I’m a dabbler; not a diver.  I have many interests, to the point where I often find myself struggling to decide which ones to pursue. That’s why I know I won’t become a model railroader. although I have ample supplies should I change my mind. But I get it.  If you’ve got a passion for model railroading, it will be a source of endless fascination.  The hobby is interesting, engaging and multi-faceted; it activates the creative mind, requires the continuous acquisition of new knowledge and skills and provides a social circle of comrades wearing railroad engineer hats adorned with buttons and patches.  To those who love them: Be thankful they’re not into anything worse.

Model Trains: Doing vs. Being

My Mom and Dad were as different as bees and cats; one focused on doing and the other on being.  Through my immersion in Model Railroading, a hobby that takes up many fruitless hours and requires tremendous patience, I have realized that my parents’ disparate traits are parts of me to be reconciled.

My mother embodied perpetual motion, doing household chores, running up and down stairs, yelling at one or more of us to pick up this or clean up that.  Raising five children was no easy task; after all she carried a diaper bag for 12 straight years! Her whirling would end after dinner when she collapsed on the couch, falling asleep almost instantly.

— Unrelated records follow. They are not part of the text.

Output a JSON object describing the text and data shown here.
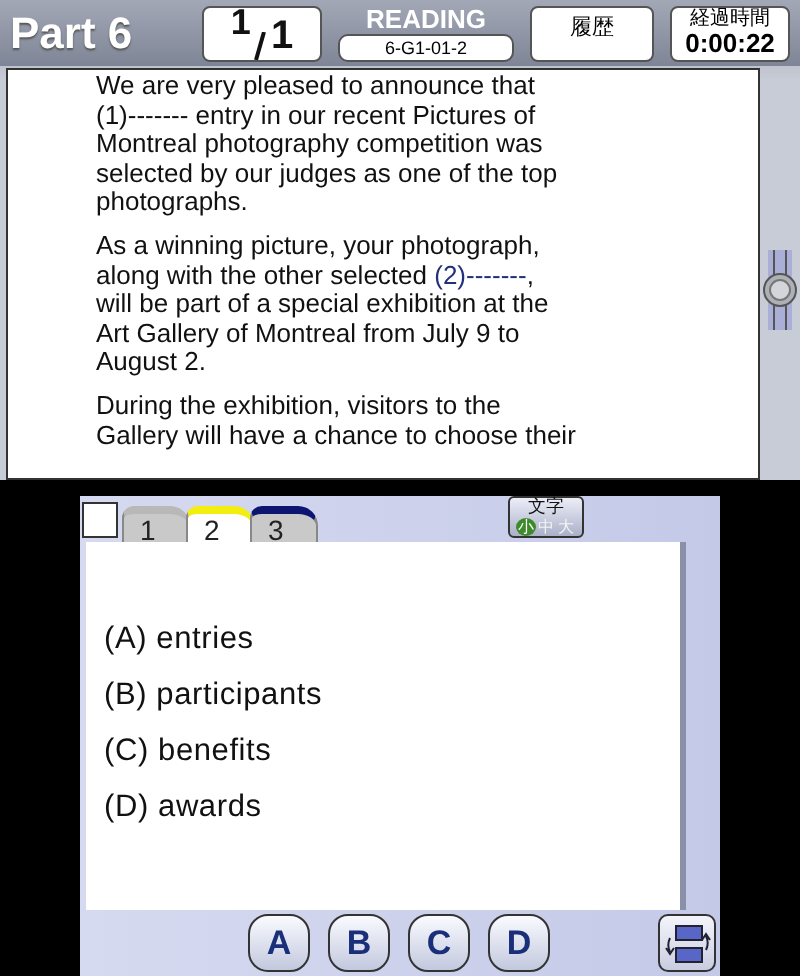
{
  "header": {
    "part": "Part 6",
    "page": {
      "current": "1",
      "total": "1"
    },
    "section": "READING",
    "question_id": "6-G1-01-2",
    "history_button": "履歴",
    "timer": {
      "label": "経過時間",
      "value": "0:00:22"
    }
  },
  "passage": {
    "paragraphs": [
      {
        "lines": [
          [
            {
              "text": "We are very pleased to announce that",
              "highlighted": false
            }
          ],
          [
            {
              "text": "(1)------- entry in our recent Pictures of",
              "highlighted": false
            }
          ],
          [
            {
              "text": "Montreal photography competition was",
              "highlighted": false
            }
          ],
          [
            {
              "text": "selected by our judges as one of the top",
              "highlighted": false
            }
          ],
          [
            {
              "text": "photographs.",
              "highlighted": false
            }
          ]
        ]
      },
      {
        "lines": [
          [
            {
              "text": "As a winning picture, your photograph,",
              "highlighted": false
            }
          ],
          [
            {
              "text": "along with the other selected ",
              "highlighted": false
            },
            {
              "text": "(2)-------",
              "highlighted": true
            },
            {
              "text": ",",
              "highlighted": false
            }
          ],
          [
            {
              "text": "will be part of a special exhibition at the",
              "highlighted": false
            }
          ],
          [
            {
              "text": "Art Gallery of Montreal from July 9 to",
              "highlighted": false
            }
          ],
          [
            {
              "text": "August 2.",
              "highlighted": false
            }
          ]
        ]
      },
      {
        "lines": [
          [
            {
              "text": "During the exhibition, visitors to the",
              "highlighted": false
            }
          ],
          [
            {
              "text": "Gallery will have a chance to choose their",
              "highlighted": false
            }
          ]
        ]
      }
    ]
  },
  "answer_panel": {
    "marked": false,
    "tabs": [
      {
        "label": "1",
        "selected": false,
        "color": "#b8b8b8"
      },
      {
        "label": "2",
        "selected": true,
        "color": "#f2ee10"
      },
      {
        "label": "3",
        "selected": false,
        "color": "#0c1670"
      }
    ],
    "text_size": {
      "label": "文字",
      "options": [
        {
          "label": "小",
          "selected": true
        },
        {
          "label": "中",
          "selected": false
        },
        {
          "label": "大",
          "selected": false
        }
      ]
    },
    "choices": [
      "(A) entries",
      "(B) participants",
      "(C) benefits",
      "(D) awards"
    ]
  },
  "answer_buttons": [
    "A",
    "B",
    "C",
    "D"
  ]
}
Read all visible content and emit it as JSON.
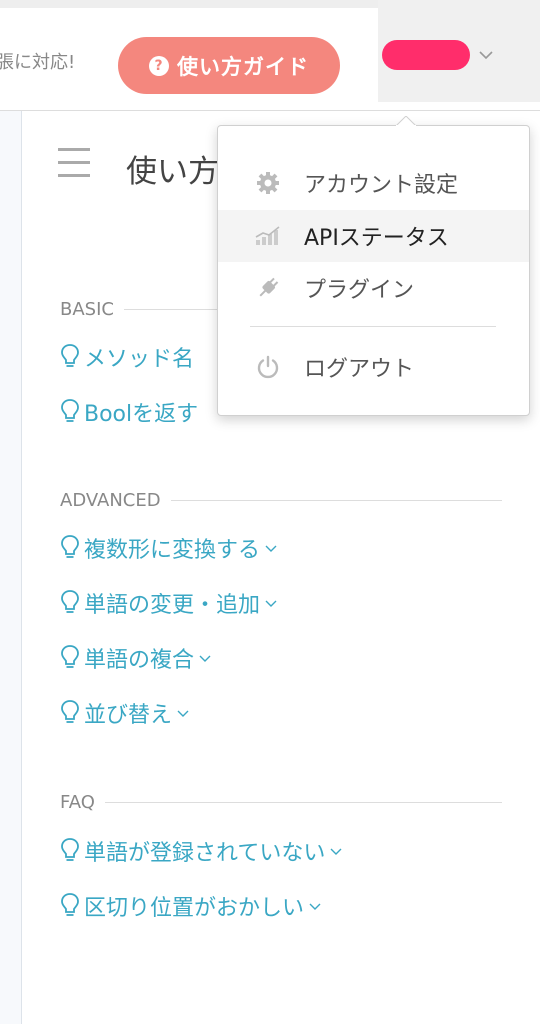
{
  "header": {
    "tagline": "張に対応!",
    "guide_button": "使い方ガイド",
    "guide_icon": "question-circle-icon"
  },
  "page": {
    "title": "使い方"
  },
  "sections": [
    {
      "label": "BASIC",
      "items": [
        "メソッド名",
        "Boolを返す"
      ]
    },
    {
      "label": "ADVANCED",
      "items": [
        "複数形に変換する",
        "単語の変更・追加",
        "単語の複合",
        "並び替え"
      ]
    },
    {
      "label": "FAQ",
      "items": [
        "単語が登録されていない",
        "区切り位置がおかしい"
      ]
    }
  ],
  "account_menu": {
    "items": [
      {
        "label": "アカウント設定",
        "icon": "gear-icon"
      },
      {
        "label": "APIステータス",
        "icon": "signal-bars-icon"
      },
      {
        "label": "プラグイン",
        "icon": "plug-icon"
      },
      {
        "label": "ログアウト",
        "icon": "power-icon"
      }
    ]
  },
  "colors": {
    "accent_pink": "#ff2d6b",
    "guide_button": "#f4877e",
    "link_blue": "#3aa7c4"
  }
}
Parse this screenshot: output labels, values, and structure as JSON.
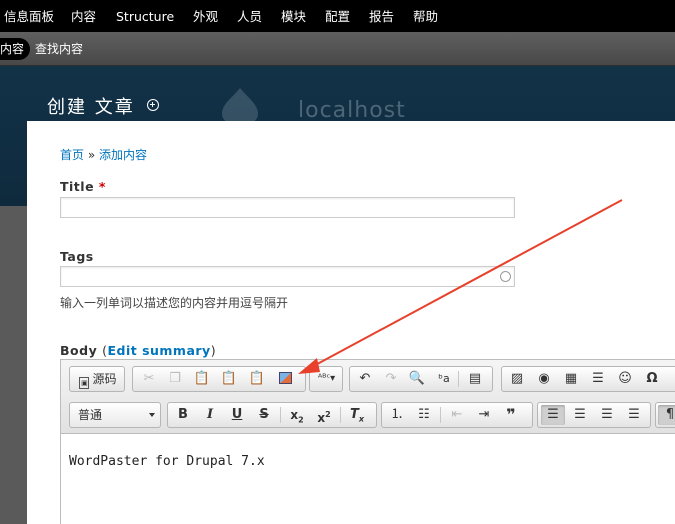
{
  "admin_menu": [
    "信息面板",
    "内容",
    "Structure",
    "外观",
    "人员",
    "模块",
    "配置",
    "报告",
    "帮助"
  ],
  "shortcuts": [
    "内容",
    "查找内容"
  ],
  "overlay": {
    "title": "创建 文章",
    "site_name": "localhost"
  },
  "breadcrumb": {
    "home": "首页",
    "separator": "»",
    "current": "添加内容"
  },
  "fields": {
    "title": {
      "label": "Title",
      "required_mark": "*",
      "value": ""
    },
    "tags": {
      "label": "Tags",
      "value": "",
      "description": "输入一列单词以描述您的内容并用逗号隔开"
    },
    "body": {
      "label": "Body",
      "open_paren": "(",
      "edit_summary": "Edit summary",
      "close_paren": ")"
    }
  },
  "editor": {
    "source_label": "源码",
    "format_value": "普通",
    "content": "WordPaster for Drupal 7.x",
    "icons_row1": [
      "source-icon",
      "cut-icon",
      "copy-icon",
      "paste-icon",
      "paste-text-icon",
      "paste-word-icon",
      "wordpaster-icon",
      "spellcheck-icon",
      "undo-icon",
      "redo-icon",
      "find-icon",
      "replace-icon",
      "select-all-icon",
      "image-icon",
      "flash-icon",
      "table-icon",
      "horizontal-rule-icon",
      "smiley-icon",
      "special-char-icon"
    ],
    "icons_row2": [
      "bold-icon",
      "italic-icon",
      "underline-icon",
      "strike-icon",
      "subscript-icon",
      "superscript-icon",
      "remove-format-icon",
      "numbered-list-icon",
      "bulleted-list-icon",
      "outdent-icon",
      "indent-icon",
      "blockquote-icon",
      "align-left-icon",
      "align-center-icon",
      "align-right-icon",
      "justify-icon",
      "bidi-ltr-icon"
    ]
  },
  "colors": {
    "admin_bar": "#000000",
    "link": "#0074bd",
    "annotation_arrow": "#e8402a",
    "header_bg": "#123248"
  }
}
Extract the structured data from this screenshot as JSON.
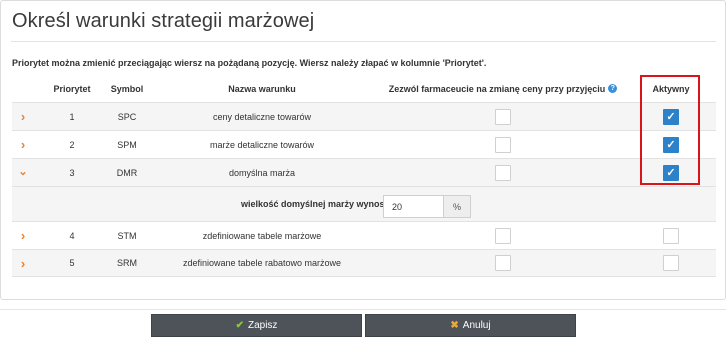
{
  "page": {
    "title": "Określ warunki strategii marżowej",
    "note": "Priorytet można zmienić przeciągając wiersz na pożądaną pozycję. Wiersz należy złapać w kolumnie 'Priorytet'."
  },
  "table": {
    "headers": {
      "priority": "Priorytet",
      "symbol": "Symbol",
      "name": "Nazwa warunku",
      "allow": "Zezwól farmaceucie na zmianę ceny przy przyjęciu",
      "active": "Aktywny"
    },
    "rows": [
      {
        "priority": "1",
        "symbol": "SPC",
        "name": "ceny detaliczne towarów",
        "expanded": false,
        "allow": false,
        "active": true
      },
      {
        "priority": "2",
        "symbol": "SPM",
        "name": "marże detaliczne towarów",
        "expanded": false,
        "allow": false,
        "active": true
      },
      {
        "priority": "3",
        "symbol": "DMR",
        "name": "domyślna marża",
        "expanded": true,
        "allow": false,
        "active": true
      },
      {
        "priority": "4",
        "symbol": "STM",
        "name": "zdefiniowane tabele marżowe",
        "expanded": false,
        "allow": false,
        "active": false
      },
      {
        "priority": "5",
        "symbol": "SRM",
        "name": "zdefiniowane tabele rabatowo marżowe",
        "expanded": false,
        "allow": false,
        "active": false
      }
    ],
    "default_margin": {
      "label": "wielkość domyślnej marży wynosi",
      "value": "20",
      "unit": "%"
    }
  },
  "footer": {
    "save_label": "Zapisz",
    "cancel_label": "Anuluj"
  },
  "colors": {
    "accent": "#2b82c9",
    "chevron": "#e8822f",
    "highlight": "#d9151c",
    "button": "#4d5358"
  },
  "icons": {
    "expand": "chevron-right-icon",
    "collapse": "chevron-down-icon",
    "help": "question-circle-icon",
    "save": "check-icon",
    "cancel": "times-icon"
  }
}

She was a hyper-devout Catholic who demanded strict obedience to religious doctrine. Aside from our required attendance at Sunday Mass and attending Catholic school, all three of my brothers were Altar boys. The ubiquitous painting of Jesus whose eyes followed you no matter where you stood hung prominently in the living room while a large print of The Last Supper watched over the dining room table.  We even had a Holy Water font at the front door and…prayer books on a small table in the first floor bathroom.  I know there are many who have prayed to the porcelain god but I doubt that a single one of them thought, “If only I had a prayer book.” Perhaps my mother sought to narrow down the categories in the bathroom library. Yet I believe she was driven either by unyielding religious guilt or by shame, perhaps from an unspeakable childhood trauma.

Dad's Favorite Sweatshirt

Dad’s Favorite Sweatshirt

My Dad was an object at rest whose favorite sweater provided this simple introduction:  “Tis’ Himself.”  When he arrived home from his teaching job, he sat down at the kitchen table to read the paper while sipping a cup of coffee.  In the summer, he would spend the early hours in his garden and then stop for a sandwich which he ate in the den (sometimes with a can of Rheingold) while watching the ballgame, shirtless.  Sometimes he’d pick up a train he’d been working on and hours would pass as he absorbed himself in its challenges. He’d forget about the garden or whatever project he was working on at the time, and night would fall.  Immersed in his hobby, he tuned out the world. Understandably, this was extremely frustrating to my Mother.  But this is not to say he was careless. While it’s tempting to blame, we cannot see or judge our parents with any objectivity; we hardly understand ourselves.  Only they know what happened and why, and they’re gone.  And when they leave, we change.

I got on well with my Dad; we shared many interests, including a love of words, history, learning, and jerry-rigging.  We laughed at the same things.  Yet these days I find myself struggling more with my Mom’s legacy.  I too am an object in motion; my mind is busy and so is my day.  Somehow in childhood I translated her busy-ness into “I am only as valuable as what I do and accomplish.” I long to feel the simple bliss of just being; of valuing myself for who I am.  “Tis’ Herself”.